The most important aspect of a fighter are the controls, and fortunately they are remarkably tight and responsive here. Melty Blood prides itself on being fast paced and combo driven, and even for an admittedly amateurish player like myself this game was very easy to pick up. Combos are very easy to chain together while simultaneously refraining from being hand-holding, basic and special attack commands aren’t overly complex, and animations are easy to follow and read. In addition, the main game window is presented in a 4:3 perspective, the remaining area of your 16:9 screen is dedicated to showing each character’s moveset. This is a very wise design choice as it has your moveset always at the ready, preventing any inconveniencing pause sessions to get a refresher on any given character’s moves. Though the game is capable of being played on keyboard, I would strongly recommend using a controller or hopefully a joystick if you have one, as it make the experience that much more fun to play.
The graphics, while certainly not worthy of any accolades today, still manage to have an air of a nostalgic charm. The sprites have a deliciously pixelated look to them (although there are HD filters you can apply if you so wish), and they animate wonderfully. Visual effects are on point as well, with each strike having just the right amount of “oomph” behind it so as not to distract you too much from the fighting going on. There are also a plethora of alternate pallette swaps for each character available, so you can customize your preferred character essentially to your liking. Backgrounds aren’t exactly the best offered in comparison to other fighting games on the market, but they do serve as a nice backdrop to have focus remain on the characters. All of this serves to make Melty Blood very easy on your PC when it comes to system requirements. In fact, this game could almost run on a literal toaster. It is nice seeing games get released on Steam that are fun and manage to look good while not being made with financially demanding setups in mind.
The sound is great in Melty Blood, easily on par with Capcom arcade games that utilized QSound. Each stage has very nicely composed music that sounds great on its own and is clear and crisp. Each level has its own unique music that fits the stage well and adds nicely to the energy of each fight. Sound effects are excellent as well, and have the right amount of “chop” to them to make each of your hits feel like they have the proper amount of weight behind them. Additionally, cutscenes before and after fights are fully voiced, and the actors do a fantastic job of matching their voices with the way the characters look. There is no dub option, so if Japanese voices aren’t your thing that may be a downside for you. The weeaboo in me loved it, however.

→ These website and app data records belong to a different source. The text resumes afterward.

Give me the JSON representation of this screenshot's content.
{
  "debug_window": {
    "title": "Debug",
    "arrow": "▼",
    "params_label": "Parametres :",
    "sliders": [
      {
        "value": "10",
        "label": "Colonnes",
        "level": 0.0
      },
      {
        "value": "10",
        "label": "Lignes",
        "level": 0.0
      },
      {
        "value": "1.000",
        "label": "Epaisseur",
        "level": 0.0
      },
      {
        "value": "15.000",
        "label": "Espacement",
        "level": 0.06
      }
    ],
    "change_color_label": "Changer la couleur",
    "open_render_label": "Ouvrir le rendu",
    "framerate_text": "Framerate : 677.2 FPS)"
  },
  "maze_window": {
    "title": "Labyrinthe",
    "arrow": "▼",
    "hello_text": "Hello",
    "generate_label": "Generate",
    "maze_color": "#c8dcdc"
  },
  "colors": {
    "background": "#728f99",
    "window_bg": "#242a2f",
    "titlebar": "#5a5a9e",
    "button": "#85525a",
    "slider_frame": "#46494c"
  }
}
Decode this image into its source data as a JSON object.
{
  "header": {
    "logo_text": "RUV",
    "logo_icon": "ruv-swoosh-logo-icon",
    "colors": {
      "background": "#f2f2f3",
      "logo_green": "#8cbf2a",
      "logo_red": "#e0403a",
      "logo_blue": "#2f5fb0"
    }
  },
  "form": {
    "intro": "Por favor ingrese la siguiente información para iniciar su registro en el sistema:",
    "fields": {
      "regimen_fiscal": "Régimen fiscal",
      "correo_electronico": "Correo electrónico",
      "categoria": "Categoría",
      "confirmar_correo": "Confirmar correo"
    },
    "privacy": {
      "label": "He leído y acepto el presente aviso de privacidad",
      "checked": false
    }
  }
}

All in all, Melty Blood holds its weight very well against the bigger fighters out there such as Street Fighter and Guilty Gear. Its name if fairly ridiculous and it isn’t quite on par with a current gen AAA fighter, but its level of polish belies something one would expect to see from a small team of independent developers. It’s a fast, frantic, and above all else, fun title that most anyone can pick up and enjoy. Whether it’s a game you look to play on your own, with friends on your couch, or online, Melty Blood: Actress Again Current Code is a game I would highly recommend checking out if you’re looking for a fighter that lingers more on the side of the obscure and niche.
Final Verdict: 4/5

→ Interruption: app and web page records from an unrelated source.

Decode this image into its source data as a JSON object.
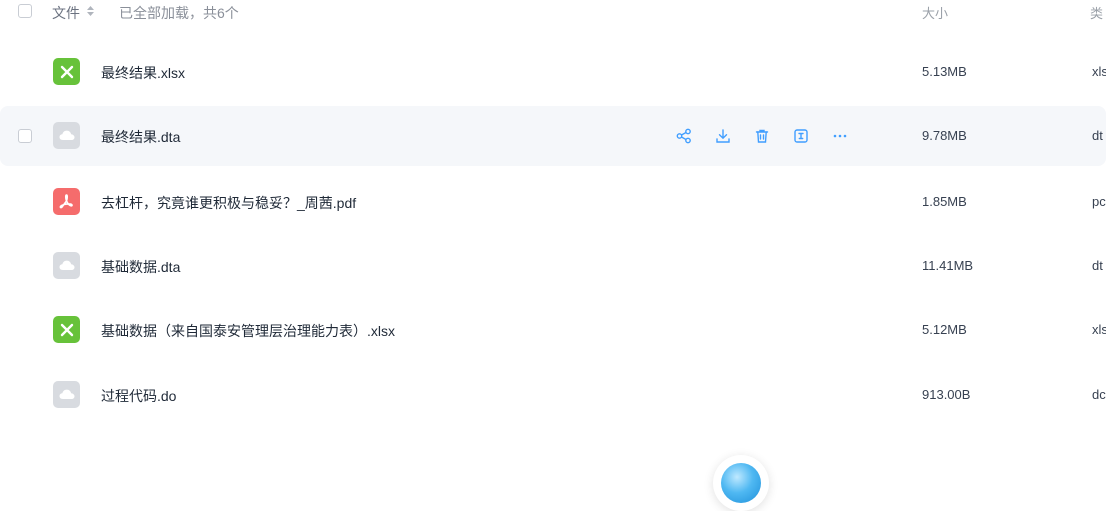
{
  "header": {
    "file_label": "文件",
    "loaded_text": "已全部加载，共6个",
    "size_label": "大小",
    "type_label": "类"
  },
  "files": [
    {
      "name": "最终结果.xlsx",
      "size": "5.13MB",
      "type": "xls",
      "icon": "excel-file-icon"
    },
    {
      "name": "最终结果.dta",
      "size": "9.78MB",
      "type": "dt",
      "icon": "cloud-file-icon"
    },
    {
      "name": "去杠杆，究竟谁更积极与稳妥？_周茜.pdf",
      "size": "1.85MB",
      "type": "pc",
      "icon": "pdf-file-icon"
    },
    {
      "name": "基础数据.dta",
      "size": "11.41MB",
      "type": "dt",
      "icon": "cloud-file-icon"
    },
    {
      "name": "基础数据（来自国泰安管理层治理能力表）.xlsx",
      "size": "5.12MB",
      "type": "xls",
      "icon": "excel-file-icon"
    },
    {
      "name": "过程代码.do",
      "size": "913.00B",
      "type": "dc",
      "icon": "cloud-file-icon"
    }
  ],
  "row_actions": [
    "share-icon",
    "download-icon",
    "delete-icon",
    "rename-icon",
    "more-icon"
  ],
  "colors": {
    "accent": "#409eff",
    "excel": "#67c23a",
    "pdf": "#f56c6c",
    "generic": "#d8dbe0",
    "hover_row": "#f5f7fa"
  }
}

Available on: PC (reviewed) ; Publisher: Arc System Works ; Developer: French Bread ; Players: 1-2 ; Released: April 19, 2016; MSRP: $19.99

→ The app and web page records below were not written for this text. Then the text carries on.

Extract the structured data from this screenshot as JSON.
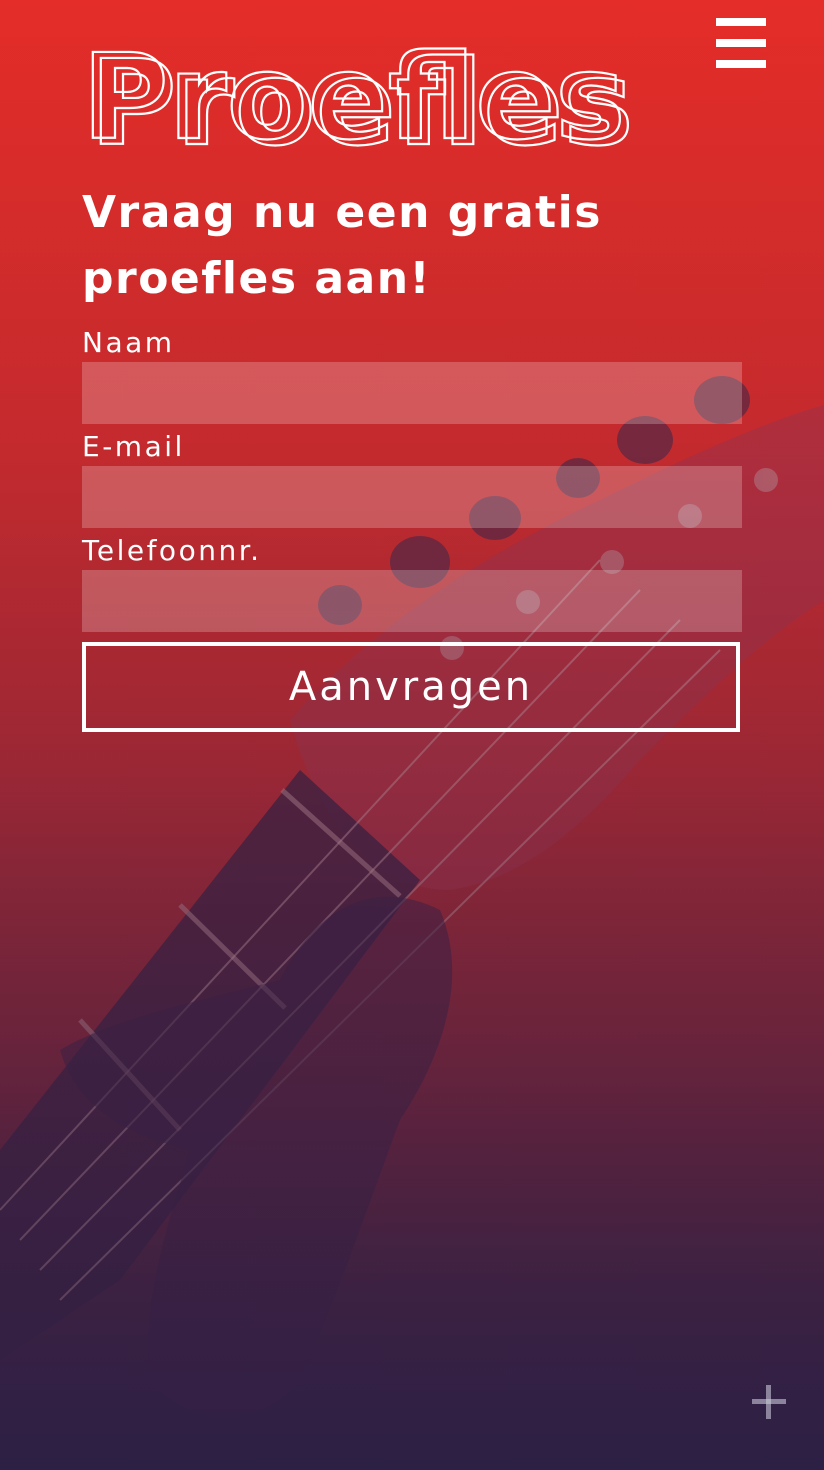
{
  "header": {
    "logo_text": "Proefles",
    "menu_icon": "hamburger-menu-icon"
  },
  "hero": {
    "heading_line1": "Vraag nu een gratis",
    "heading_line2": "proefles aan!"
  },
  "form": {
    "name_label": "Naam",
    "email_label": "E-mail",
    "phone_label": "Telefoonnr.",
    "name_value": "",
    "email_value": "",
    "phone_value": "",
    "submit_label": "Aanvragen"
  },
  "footer": {
    "plus_icon": "plus-icon"
  },
  "colors": {
    "background_top": "#e42d28",
    "background_bottom": "#2e2145",
    "text": "#ffffff"
  }
}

Full disclosure: This review is based on a review code provided by the publisher.